What is needed | Among the entries below, which lines include the string "пособие"? Show each one.

#### Records supplied

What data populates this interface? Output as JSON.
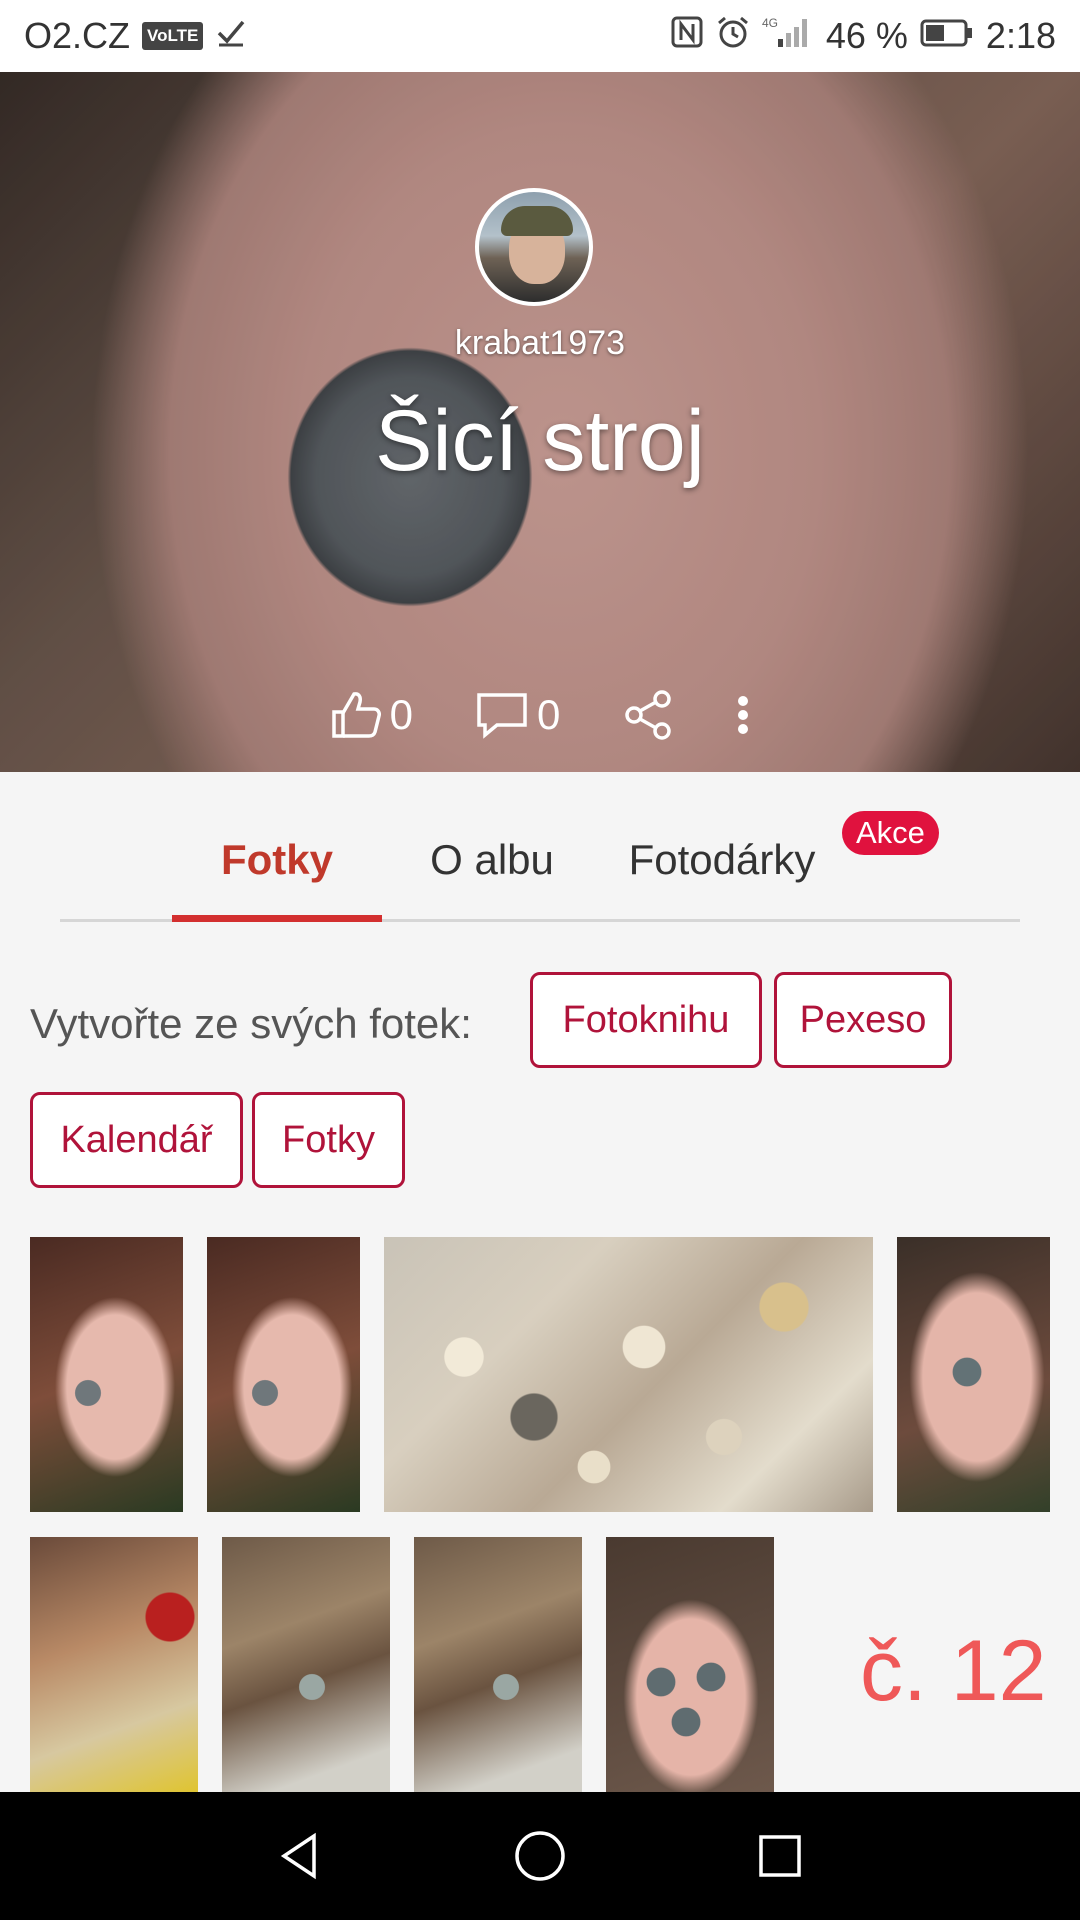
{
  "status_bar": {
    "carrier": "O2.CZ",
    "volte": "VoLTE",
    "network": "4G",
    "battery": "46 %",
    "time": "2:18",
    "icons": [
      "volte-icon",
      "check-icon",
      "nfc-icon",
      "alarm-icon",
      "signal-icon",
      "battery-icon"
    ]
  },
  "album": {
    "username": "krabat1973",
    "title": "Šicí stroj",
    "likes": "0",
    "comments": "0"
  },
  "tabs": [
    {
      "label": "Fotky"
    },
    {
      "label": "O albu"
    },
    {
      "label": "Fotodárky"
    }
  ],
  "badge": "Akce",
  "create": {
    "label": "Vytvořte ze svých fotek:",
    "options": [
      "Fotoknihu",
      "Pexeso",
      "Kalendář",
      "Fotky"
    ]
  },
  "gallery": {
    "count_label": "č. 12"
  },
  "colors": {
    "accent": "#c0392b",
    "chip_border": "#b0133a",
    "badge": "#e0123e",
    "overlay_number": "#ef4b4b"
  },
  "nav_bar": {
    "icons": [
      "back-icon",
      "home-icon",
      "recents-icon"
    ]
  }
}
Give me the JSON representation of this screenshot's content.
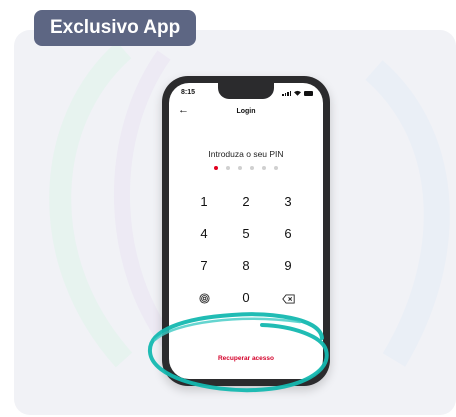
{
  "badge": {
    "text": "Exclusivo App"
  },
  "colors": {
    "badge_bg": "#5d6683",
    "accent_red": "#e1001f",
    "highlight_teal": "#14b8b0",
    "card_bg": "#f1f2f6"
  },
  "phone": {
    "status_bar": {
      "time": "8:15",
      "icons": [
        "signal-icon",
        "wifi-icon",
        "battery-icon"
      ]
    },
    "header": {
      "back_icon": "back-arrow-icon",
      "title": "Login"
    },
    "pin": {
      "prompt": "Introduza o seu PIN",
      "digits_total": 6,
      "digits_entered": 1
    },
    "keypad": {
      "rows": [
        [
          "1",
          "2",
          "3"
        ],
        [
          "4",
          "5",
          "6"
        ],
        [
          "7",
          "8",
          "9"
        ]
      ],
      "zero": "0",
      "left_key_icon": "fingerprint-icon",
      "right_key_icon": "backspace-icon"
    },
    "footer_link": "Recuperar acesso"
  }
}
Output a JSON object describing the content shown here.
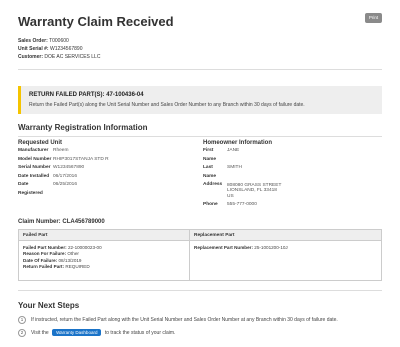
{
  "header": {
    "title": "Warranty Claim Received",
    "print_label": "Print"
  },
  "meta": [
    {
      "label": "Sales Order:",
      "value": "T000600"
    },
    {
      "label": "Unit Serial #:",
      "value": "W1234567890"
    },
    {
      "label": "Customer:",
      "value": "DOE AC SERVICES LLC"
    }
  ],
  "alert": {
    "title": "RETURN FAILED PART(S): 47-100436-04",
    "text": "Return the Failed Part(s) along the Unit Serial Number and Sales Order Number to any Branch within 30 days of failure date."
  },
  "registration": {
    "title": "Warranty Registration Information",
    "unit_title": "Requested Unit",
    "homeowner_title": "Homeowner Information",
    "unit": [
      {
        "label": "Manufacturer",
        "value": "Rheem"
      },
      {
        "label": "Model Number",
        "value": "RHIP3017STANJA STD R"
      },
      {
        "label": "Serial Number",
        "value": "W1234567890"
      },
      {
        "label": "Date Installed",
        "value": "06/17/2016"
      },
      {
        "label": "Date Registered",
        "value": "06/25/2016"
      }
    ],
    "homeowner": {
      "first_name_label": "First Name",
      "first_name": "JANE",
      "last_name_label": "Last Name",
      "last_name": "SMITH",
      "address_label": "Address",
      "address_lines": [
        "808080 GRASS STREET",
        "LIONSLAND, FL 33418",
        "US"
      ],
      "phone_label": "Phone",
      "phone": "555-777-0000"
    }
  },
  "claim": {
    "number_label": "Claim Number:",
    "number": "CLA456789000",
    "failed_part_header": "Failed Part",
    "replacement_part_header": "Replacement Part",
    "failed": [
      {
        "label": "Failed Part Number:",
        "value": "22-10000023-00"
      },
      {
        "label": "Reason For Failure:",
        "value": "Other"
      },
      {
        "label": "Date Of Failure:",
        "value": "08/13/2019"
      },
      {
        "label": "Return Failed Part:",
        "value": "REQUIRED"
      }
    ],
    "replacement_label": "Replacement Part Number:",
    "replacement_value": "25-1001200-10J"
  },
  "next_steps": {
    "title": "Your Next Steps",
    "step1_num": "1",
    "step1_text": "If instructed, return the Failed Part along with the Unit Serial Number and Sales Order Number at any Branch within 30 days of failure date.",
    "step2_num": "2",
    "step2_before": "Visit the",
    "step2_button": "Warranty Dashboard",
    "step2_after": "to track the status of your claim."
  }
}
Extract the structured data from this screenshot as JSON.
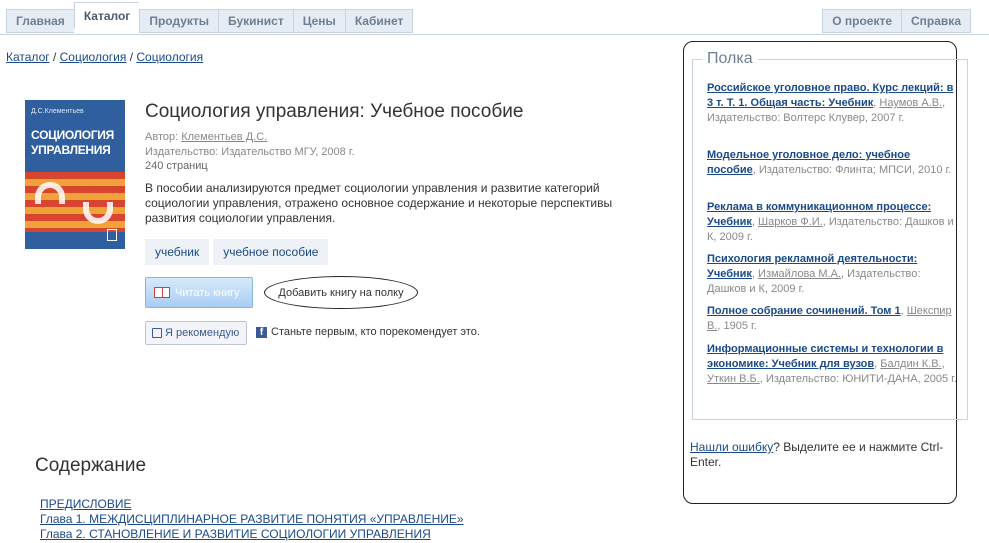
{
  "nav": {
    "left": [
      "Главная",
      "Каталог",
      "Продукты",
      "Букинист",
      "Цены",
      "Кабинет"
    ],
    "right": [
      "О проекте",
      "Справка"
    ]
  },
  "breadcrumb": [
    "Каталог",
    "Социология",
    "Социология"
  ],
  "book": {
    "cover_author": "Д.С.Клементьев",
    "cover_title_1": "СОЦИОЛОГИЯ",
    "cover_title_2": "УПРАВЛЕНИЯ",
    "title": "Социология управления: Учебное пособие",
    "author_label": "Автор:",
    "author": "Клементьев Д.С.",
    "publisher": "Издательство: Издательство МГУ, 2008 г.",
    "pages": "240 страниц",
    "description": "В пособии анализируются предмет социологии управления и развитие категорий социологии управления, отражено основное содержание и некоторые перспективы развития социологии управления.",
    "tags": [
      "учебник",
      "учебное пособие"
    ],
    "read_button": "Читать книгу",
    "add_button": "Добавить книгу на полку",
    "recommend_button": "Я рекомендую",
    "fb_text": "Станьте первым, кто порекомендует это."
  },
  "contents": {
    "heading": "Содержание",
    "items": [
      "ПРЕДИСЛОВИЕ",
      "Глава 1. МЕЖДИСЦИПЛИНАРНОЕ РАЗВИТИЕ ПОНЯТИЯ «УПРАВЛЕНИЕ»",
      "Глава 2. СТАНОВЛЕНИЕ И РАЗВИТИЕ СОЦИОЛОГИИ УПРАВЛЕНИЯ"
    ]
  },
  "shelf": {
    "title": "Полка",
    "entries": [
      {
        "title": "Российское уголовное право. Курс лекций: в 3 т. Т. 1. Общая часть: Учебник",
        "authors": "Наумов А.В.",
        "pub": "Издательство: Волтерс Клувер, 2007 г."
      },
      {
        "title": "Модельное уголовное дело: учебное пособие",
        "authors": "",
        "pub": "Издательство: Флинта; МПСИ, 2010 г."
      },
      {
        "title": "Реклама в коммуникационном процессе: Учебник",
        "authors": "Шарков Ф.И.",
        "pub": "Издательство: Дашков и К, 2009 г."
      },
      {
        "title": "Психология рекламной деятельности: Учебник",
        "authors": "Измайлова М.А.",
        "pub": "Издательство: Дашков и К, 2009 г."
      },
      {
        "title": "Полное собрание сочинений. Том 1",
        "authors": "Шекспир В.",
        "pub": "1905 г."
      },
      {
        "title": "Информационные системы и технологии в экономике: Учебник для вузов",
        "authors_1": "Балдин К.В.",
        "authors_2": "Уткин В.Б.",
        "pub": "Издательство: ЮНИТИ-ДАНА, 2005 г."
      }
    ]
  },
  "error_note": {
    "link": "Нашли ошибку",
    "text": "? Выделите ее и нажмите Ctrl-Enter."
  }
}
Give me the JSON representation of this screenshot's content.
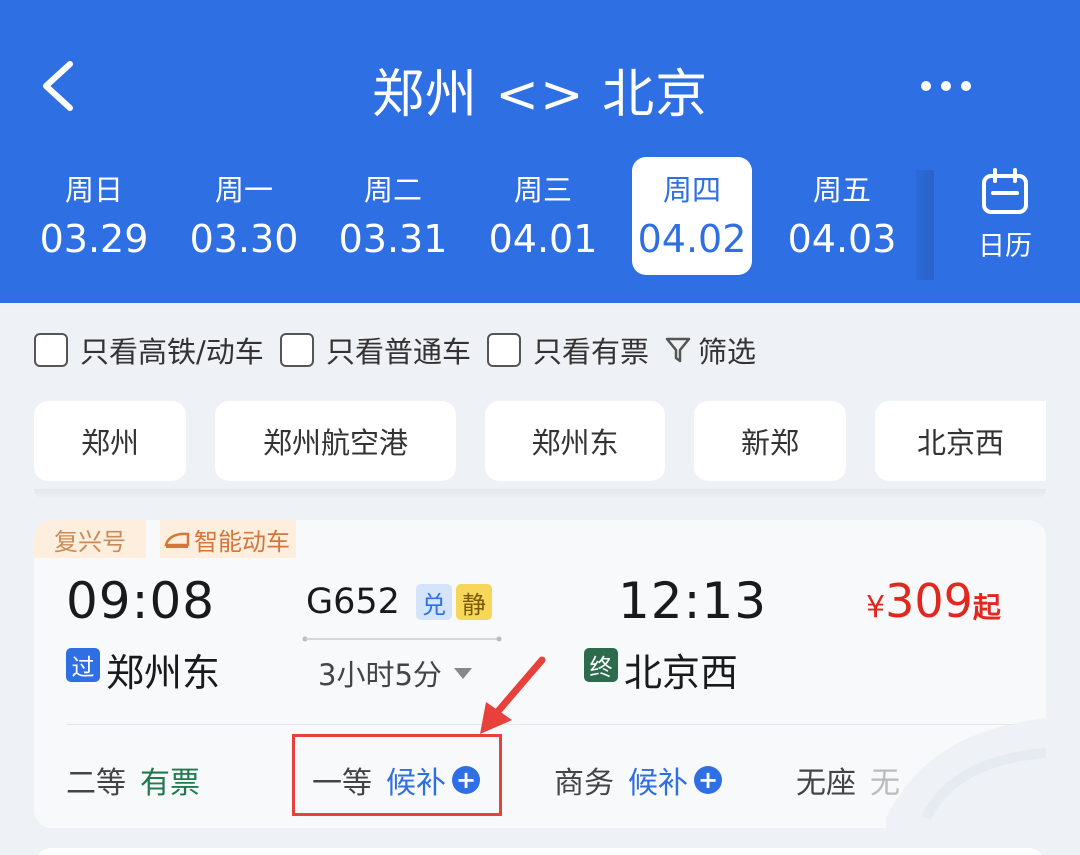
{
  "header": {
    "title": "郑州 <> 北京",
    "back_icon": "chevron-left-icon",
    "more_icon": "more-dots-icon"
  },
  "dates": [
    {
      "weekday": "周日",
      "date": "03.29",
      "active": false
    },
    {
      "weekday": "周一",
      "date": "03.30",
      "active": false
    },
    {
      "weekday": "周二",
      "date": "03.31",
      "active": false
    },
    {
      "weekday": "周三",
      "date": "04.01",
      "active": false
    },
    {
      "weekday": "周四",
      "date": "04.02",
      "active": true
    },
    {
      "weekday": "周五",
      "date": "04.03",
      "active": false
    }
  ],
  "calendar": {
    "label": "日历",
    "icon": "calendar-icon"
  },
  "filters": {
    "only_high_speed": "只看高铁/动车",
    "only_normal": "只看普通车",
    "only_available": "只看有票",
    "filter_label": "筛选"
  },
  "stations": [
    "郑州",
    "郑州航空港",
    "郑州东",
    "新郑",
    "北京西"
  ],
  "train": {
    "tag_brand": "复兴号",
    "tag_smart": "智能动车",
    "departure_time": "09:08",
    "arrival_time": "12:13",
    "train_number": "G652",
    "badge_exchange": "兑",
    "badge_quiet": "静",
    "duration": "3小时5分",
    "departure_badge": "过",
    "departure_station": "郑州东",
    "arrival_badge": "终",
    "arrival_station": "北京西",
    "price_currency": "¥",
    "price_value": "309",
    "price_suffix": "起",
    "seats": [
      {
        "class": "二等",
        "status": "有票",
        "type": "avail"
      },
      {
        "class": "一等",
        "status": "候补",
        "type": "wait"
      },
      {
        "class": "商务",
        "status": "候补",
        "type": "wait"
      },
      {
        "class": "无座",
        "status": "无",
        "type": "none"
      }
    ]
  },
  "colors": {
    "primary": "#2f6fe4",
    "price": "#e0281f",
    "available": "#1f7a4d",
    "highlight": "#e8403a"
  }
}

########

Answer to this problem |
    "title": "Социология управления: Учебное пособие",
      "учебное пособие"
        "title": "Модельное уголовное дело: учебное пособие",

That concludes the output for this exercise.